("A 'Contact Patrol' was essentially an aeroplane, or flight of aeroplanes, flying low over the battlefield to determine the relative positions of the British and German front lines during an attack. In theory, the aeroplane would fly along the front, sometimes sounding a klaxon to alert the soldiers to its presence. When the aeroplane was overhead, or thereabouts, the attacking British/Empire troops would fire a flare to indicate their position. Not surprisingly, many infantrymen opted not to fire flares that would also disclose their position to enemy artillery, so the airmen would have to rely on noticing if the muddy uniforms below were khaki or field grey.

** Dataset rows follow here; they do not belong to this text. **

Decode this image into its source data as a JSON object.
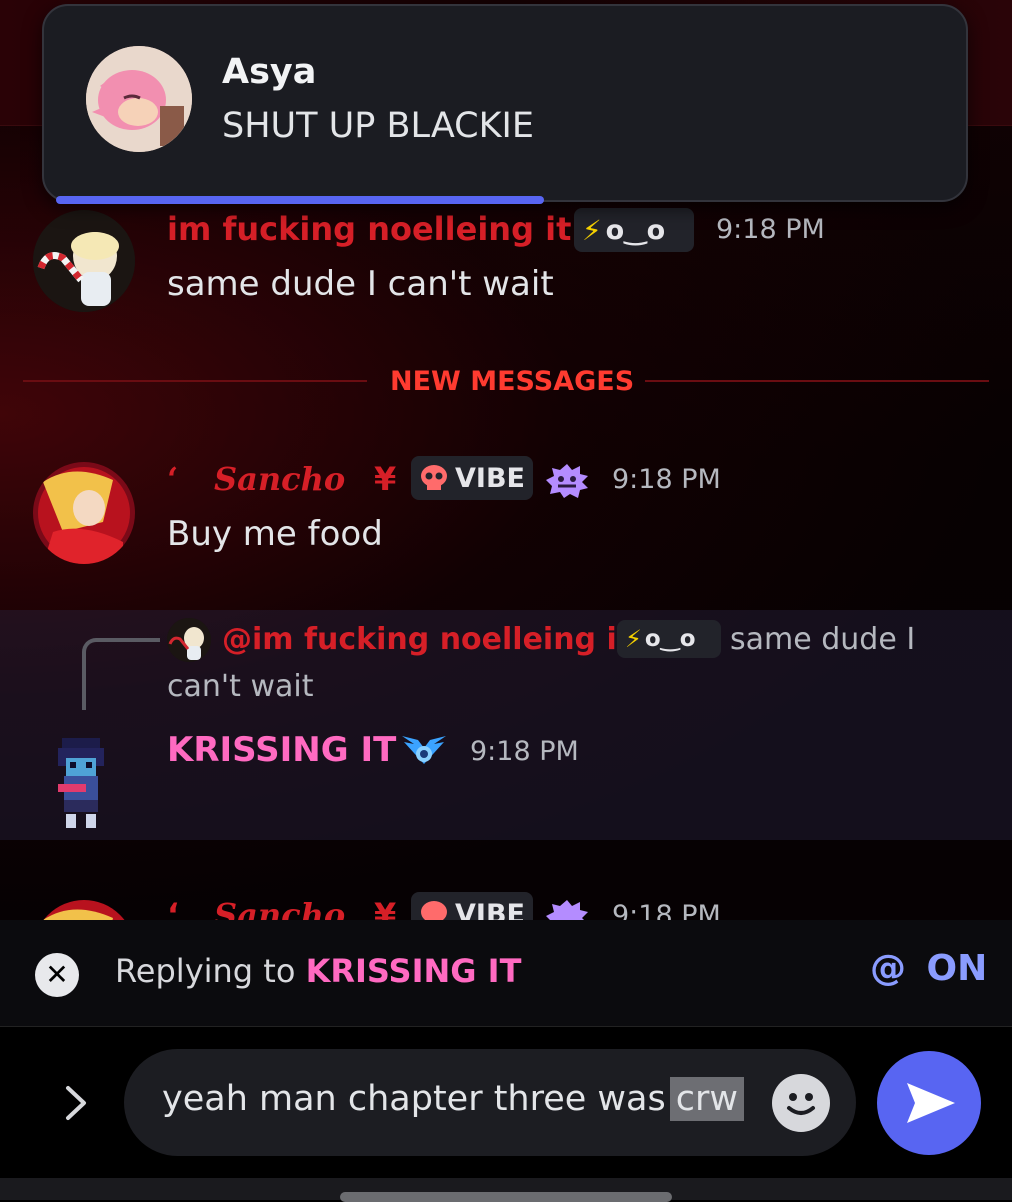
{
  "colors": {
    "accent": "#5865f2",
    "red_name": "#d61f27",
    "pink_name": "#ff6ac1",
    "new_messages": "#ff3b30"
  },
  "notification": {
    "sender": "Asya",
    "message": "SHUT UP BLACKIE"
  },
  "messages": [
    {
      "author": "im fucking noelleing it",
      "tag": "o‿o",
      "tag_icon": "lightning-icon",
      "time": "9:18 PM",
      "text": "same dude I can't wait"
    },
    {
      "author": "Sancho",
      "prefix": "‘",
      "suffix": "¥",
      "tag": "VIBE",
      "tag_icon": "skull-icon",
      "badge_icon": "spiky-face-icon",
      "time": "9:18 PM",
      "text": "Buy me food"
    },
    {
      "reply_to_author": "@im fucking noelleing it",
      "reply_tag": "o‿o",
      "reply_text_line1": "same dude I",
      "reply_text_line2": "can't wait",
      "author": "KRISSING IT",
      "badge_icon": "winged-emblem-icon",
      "time": "9:18 PM"
    },
    {
      "author": "Sancho",
      "prefix": "‘",
      "suffix": "¥",
      "tag": "VIBE",
      "time": "9:18 PM"
    }
  ],
  "divider": {
    "label": "NEW MESSAGES"
  },
  "reply_bar": {
    "prefix": "Replying to",
    "target": "KRISSING IT",
    "mention_symbol": "@",
    "mention_state": "ON"
  },
  "composer": {
    "text_main": "yeah man chapter three was",
    "text_selected": "crw"
  }
}
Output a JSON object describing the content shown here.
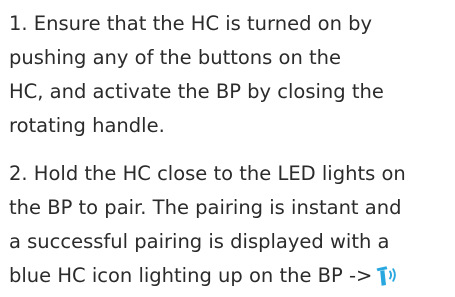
{
  "instructions": {
    "step1": {
      "lines": [
        "1. Ensure that the HC is turned on by",
        "pushing any of the buttons on the",
        "HC, and activate the BP by closing the",
        "rotating handle."
      ]
    },
    "step2": {
      "lines": [
        "2. Hold the HC close to the LED lights on",
        "the BP to pair. The pairing is instant and",
        "a successful pairing is displayed with a",
        "blue HC icon lighting up on the BP ->"
      ],
      "icon": {
        "name": "hc-pairing-icon",
        "color": "#29a8e0"
      }
    }
  }
}
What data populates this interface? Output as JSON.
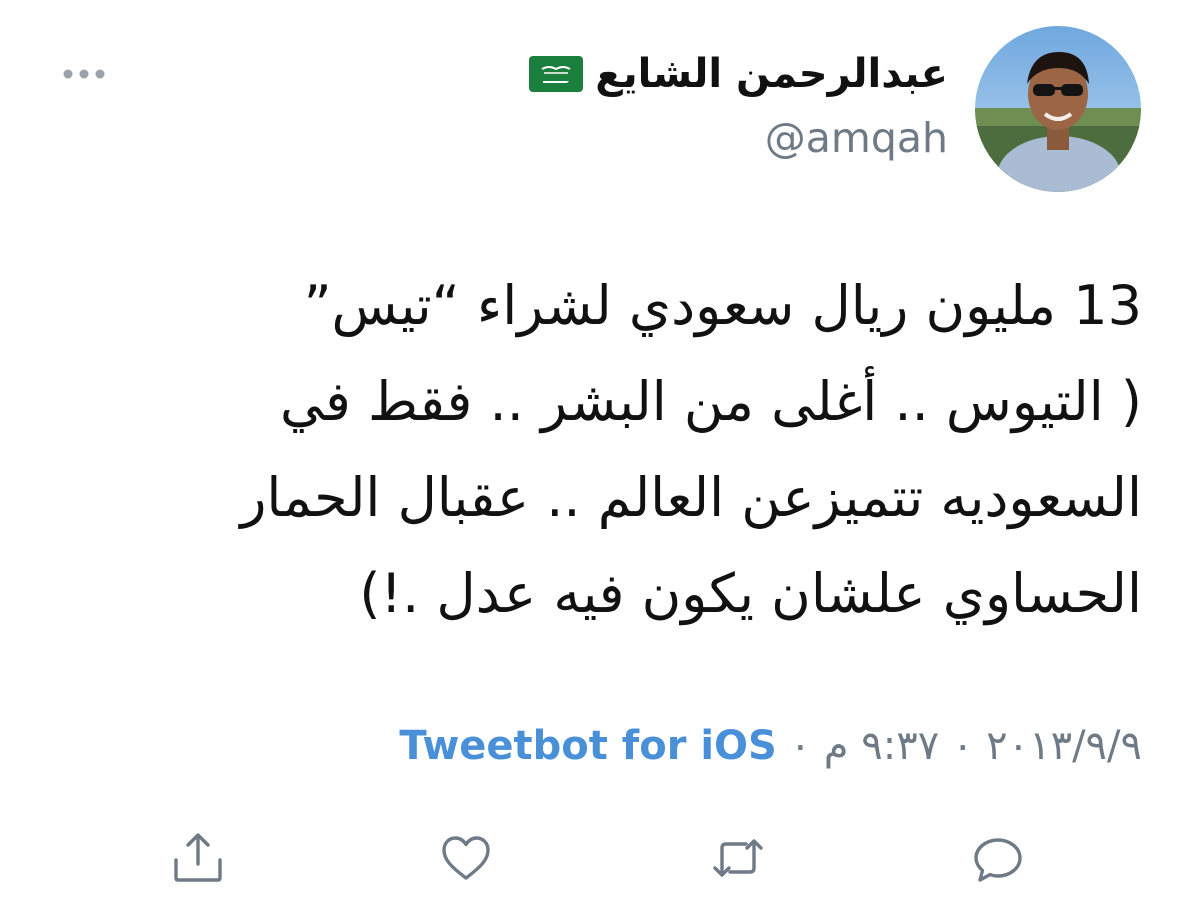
{
  "author": {
    "display_name": "عبدالرحمن الشايع",
    "handle": "@amqah",
    "flag_icon": "saudi-flag-icon",
    "avatar": "profile-photo"
  },
  "tweet": {
    "lines": [
      "13 مليون ريال سعودي لشراء “تيس”",
      "( التيوس .. أغلى من البشر .. فقط في",
      "السعوديه تتميزعن العالم .. عقبال الحمار",
      "الحساوي علشان يكون فيه عدل .!)"
    ]
  },
  "meta": {
    "date": "٢٠١٣/٩/٩",
    "separator": "٠",
    "time": "٩:٣٧ م",
    "source": "Tweetbot for iOS"
  },
  "actions": [
    {
      "icon": "reply-icon"
    },
    {
      "icon": "retweet-icon"
    },
    {
      "icon": "like-icon"
    },
    {
      "icon": "share-icon"
    }
  ],
  "colors": {
    "text": "#111111",
    "muted": "#6e7a86",
    "link": "#4a90d9",
    "icon": "#6e7a86",
    "flag_green": "#1a7f3c"
  }
}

In April 1917 No 5 Sqn was changing its BE 2c and 2d aircraft for the slightly more modern BE 2e, 2f and 2g, which it would use until replaced by the RE 8 in June 1917. The squadron was based at Savy from 7 April to 2 June 1917. A photograph of a BE 2d from No 5 Sqn - an aeroplane captured in September 1916 - is below. The black bands on the fuselage are the squadron's identification marking. They would be painted in white on an aircraft finished in the dark brown used later in the War.")

(aircraft & Squadron information and image courtesy of 'Dolphin' on GreatWarForum)

Dress: Fighting Order. One days ration and iron rations to be carried and water bottles filled. The following will also be carried: 2 Bombs per man (No 5 Mills), Bombers will carry 10 bombs. 2 sandbags per man. Every man to carry one flare and 120 rounds SAA.

Every man to have a round in the chamber when advancing."

From the Battalion History:

28th April - "The heavy fighting continued and at 9am the troops were ordered to fall back, hold and consolidate the German Front Line. All the officers of this Battalion had become casualties and the majority of the non-commissioned officers and what was left of the Battalion was quite disorganised and exhausted. Small parties held out but eventually retired, moving from shell hole to shell hole at dusk."

The officer commanding "D" Coy, 2nd Lt (Temporary Captain) E C Lowings was severly wounded. Three OR (Other Ranks) were killed outright. 4 officers and 79 OR's were wounded, 8 officers and 240 OR's were missing.

24 year old T/Captain John James Gordon Clarke (OC "C" Coy) and T/Captain C W Ritson (OC "B" Coy) were killed.

Son of J. and E. Clarke, of "Lyndhurst" of St. James' Rd., Gravesend, John James was husband of Muriel Mary Clarke, of Briscoe Lodge, Lennox Rd., Gravesend.

28 year old Claude Wilson Ritson had come over from Canada. He was the son of Wilson Ritson, J.P., and Hannah Ritson, of Lacombe, Alberta, Canada.


17994, Cpl George Brown, MM

George Leopold Brown, son of James and Amelia Brown, lived with his parents at 19 Newcomen Road, Leytonstone and enlisted in the West Ham Battalion becoming Private 17994 and sailing onboard SS Princess Victoria with the rest of the Battalion to France on 17th Nov 1915.

He won the Miltary Medal in the Hammers first trench raid at Souchez, 1st July 1916 and later was wounded in an attack at Waterlot Farm 8th August 1916 a few weeks after he had been at Delville Wood.

On recovery he was posted to the 9th Essex but was unfourtunately killed in an attack at Monchy le Prux during the fighting around Arras 17th July 1917.

He did all this as a 19 year old


details courtesy of his relative, 'Max Poilu' (m.poilu@tiscali.co.uk)

41309 Jessie Barrett

This is Private 41309, Jessie Robert BARRETT

The only action that occurred around the time of his death was on the 4th December when the War Diary states:
"Heavy shelling by enemy at intervals. Our artillery retaliates effectively. 4 Other Ranks killed. 10 OR Wounded and 1 OR wounded or missing"

New Contact Details

email us at westhampals@hotmail.co.uk

send any details or images you may have about
a relative and we will post them up for all to see